WHAT IS BEING ASKED: Looking through the records that follow, determine how many lines contain "Settings" and reply with that number alone.

EXTRACTED DATA:
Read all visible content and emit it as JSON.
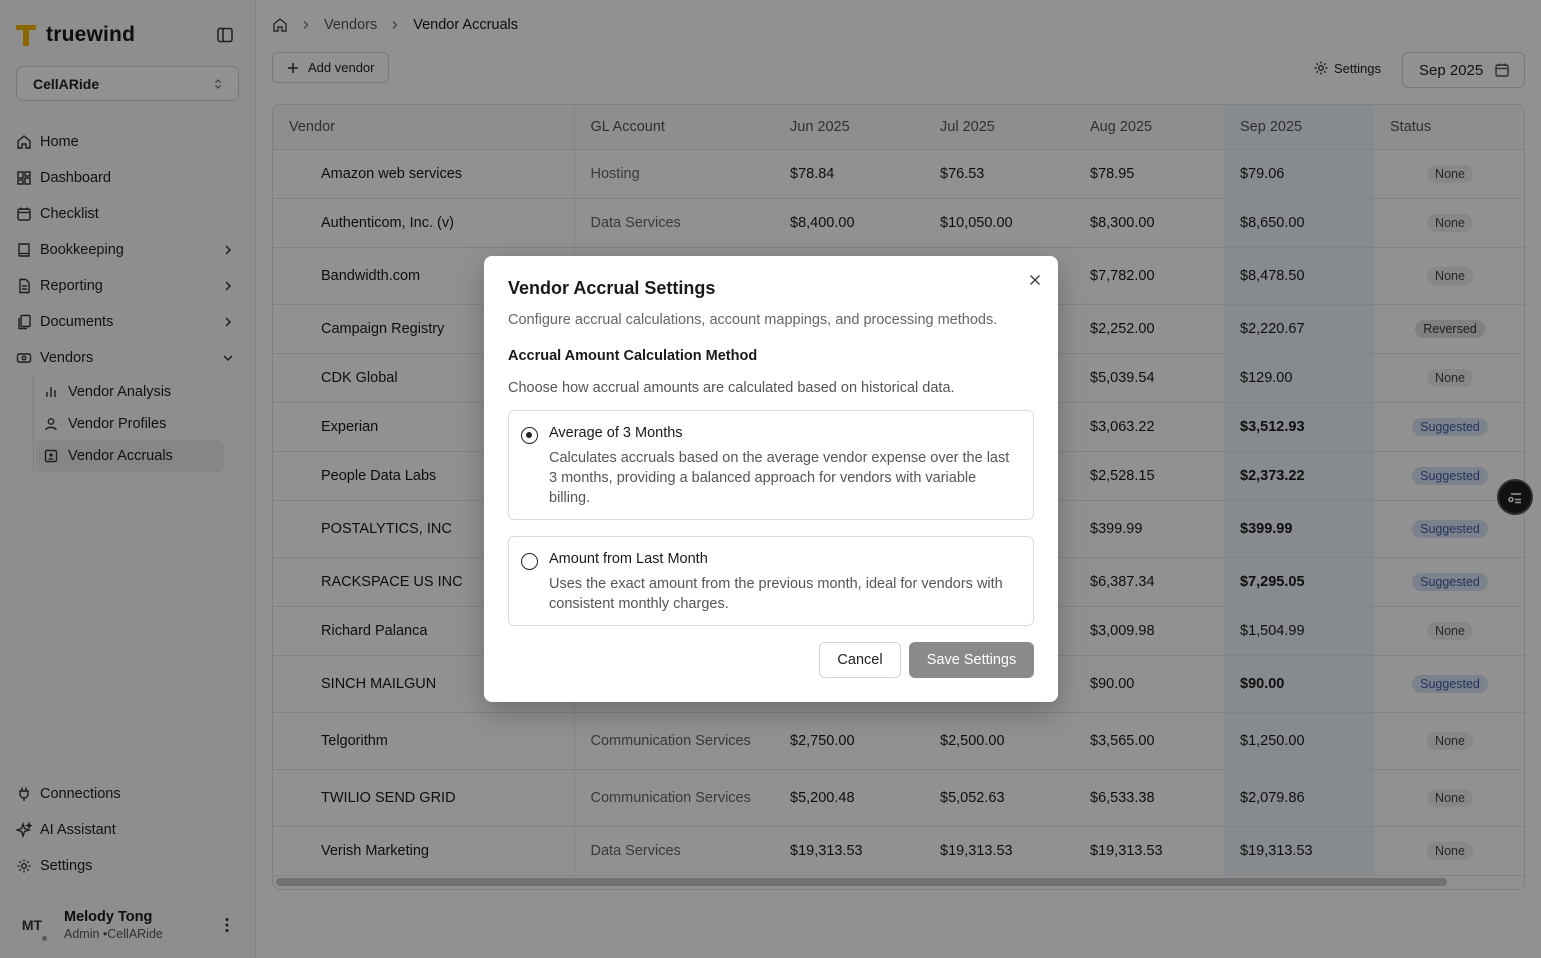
{
  "brand": {
    "name": "truewind",
    "accent": "#f5b700"
  },
  "org_select": {
    "value": "CellARide"
  },
  "nav": {
    "items": [
      {
        "label": "Home"
      },
      {
        "label": "Dashboard"
      },
      {
        "label": "Checklist"
      },
      {
        "label": "Bookkeeping"
      },
      {
        "label": "Reporting"
      },
      {
        "label": "Documents"
      },
      {
        "label": "Vendors"
      }
    ],
    "sub_items": [
      {
        "label": "Vendor Analysis"
      },
      {
        "label": "Vendor Profiles"
      },
      {
        "label": "Vendor Accruals"
      }
    ],
    "bottom_items": [
      {
        "label": "Connections"
      },
      {
        "label": "AI Assistant"
      },
      {
        "label": "Settings"
      }
    ]
  },
  "user": {
    "initials": "MT",
    "name": "Melody Tong",
    "role": "Admin •CellARide"
  },
  "breadcrumb": {
    "parent": "Vendors",
    "current": "Vendor Accruals"
  },
  "toolbar": {
    "add_vendor": "Add vendor",
    "settings": "Settings",
    "month": "Sep 2025"
  },
  "table": {
    "headers": [
      "Vendor",
      "GL Account",
      "Jun 2025",
      "Jul 2025",
      "Aug 2025",
      "Sep 2025",
      "Status"
    ],
    "rows": [
      {
        "vendor": "Amazon web services",
        "gl": "Hosting",
        "jun": "$78.84",
        "jul": "$76.53",
        "aug": "$78.95",
        "sep": "$79.06",
        "status": "None"
      },
      {
        "vendor": "Authenticom, Inc. (v)",
        "gl": "Data Services",
        "jun": "$8,400.00",
        "jul": "$10,050.00",
        "aug": "$8,300.00",
        "sep": "$8,650.00",
        "status": "None"
      },
      {
        "vendor": "Bandwidth.com",
        "gl": "",
        "jun": "",
        "jul": "",
        "aug": "$7,782.00",
        "sep": "$8,478.50",
        "status": "None"
      },
      {
        "vendor": "Campaign Registry",
        "gl": "",
        "jun": "",
        "jul": "",
        "aug": "$2,252.00",
        "sep": "$2,220.67",
        "status": "Reversed"
      },
      {
        "vendor": "CDK Global",
        "gl": "",
        "jun": "",
        "jul": "",
        "aug": "$5,039.54",
        "sep": "$129.00",
        "status": "None"
      },
      {
        "vendor": "Experian",
        "gl": "",
        "jun": "",
        "jul": "",
        "aug": "$3,063.22",
        "sep": "$3,512.93",
        "status": "Suggested"
      },
      {
        "vendor": "People Data Labs",
        "gl": "",
        "jun": "",
        "jul": "",
        "aug": "$2,528.15",
        "sep": "$2,373.22",
        "status": "Suggested"
      },
      {
        "vendor": "POSTALYTICS, INC",
        "gl": "",
        "jun": "",
        "jul": "",
        "aug": "$399.99",
        "sep": "$399.99",
        "status": "Suggested"
      },
      {
        "vendor": "RACKSPACE US INC",
        "gl": "",
        "jun": "",
        "jul": "",
        "aug": "$6,387.34",
        "sep": "$7,295.05",
        "status": "Suggested"
      },
      {
        "vendor": "Richard Palanca",
        "gl": "",
        "jun": "",
        "jul": "",
        "aug": "$3,009.98",
        "sep": "$1,504.99",
        "status": "None"
      },
      {
        "vendor": "SINCH MAILGUN",
        "gl": "",
        "jun": "",
        "jul": "",
        "aug": "$90.00",
        "sep": "$90.00",
        "status": "Suggested"
      },
      {
        "vendor": "Telgorithm",
        "gl": "Communication Services",
        "jun": "$2,750.00",
        "jul": "$2,500.00",
        "aug": "$3,565.00",
        "sep": "$1,250.00",
        "status": "None"
      },
      {
        "vendor": "TWILIO SEND GRID",
        "gl": "Communication Services",
        "jun": "$5,200.48",
        "jul": "$5,052.63",
        "aug": "$6,533.38",
        "sep": "$2,079.86",
        "status": "None"
      },
      {
        "vendor": "Verish Marketing",
        "gl": "Data Services",
        "jun": "$19,313.53",
        "jul": "$19,313.53",
        "aug": "$19,313.53",
        "sep": "$19,313.53",
        "status": "None"
      }
    ]
  },
  "modal": {
    "title": "Vendor Accrual Settings",
    "description": "Configure accrual calculations, account mappings, and processing methods.",
    "section_title": "Accrual Amount Calculation Method",
    "section_description": "Choose how accrual amounts are calculated based on historical data.",
    "options": [
      {
        "title": "Average of 3 Months",
        "description": "Calculates accruals based on the average vendor expense over the last 3 months, providing a balanced approach for vendors with variable billing.",
        "selected": true
      },
      {
        "title": "Amount from Last Month",
        "description": "Uses the exact amount from the previous month, ideal for vendors with consistent monthly charges.",
        "selected": false
      }
    ],
    "cancel_label": "Cancel",
    "save_label": "Save Settings"
  }
}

EXERCISE RESPONSE: 4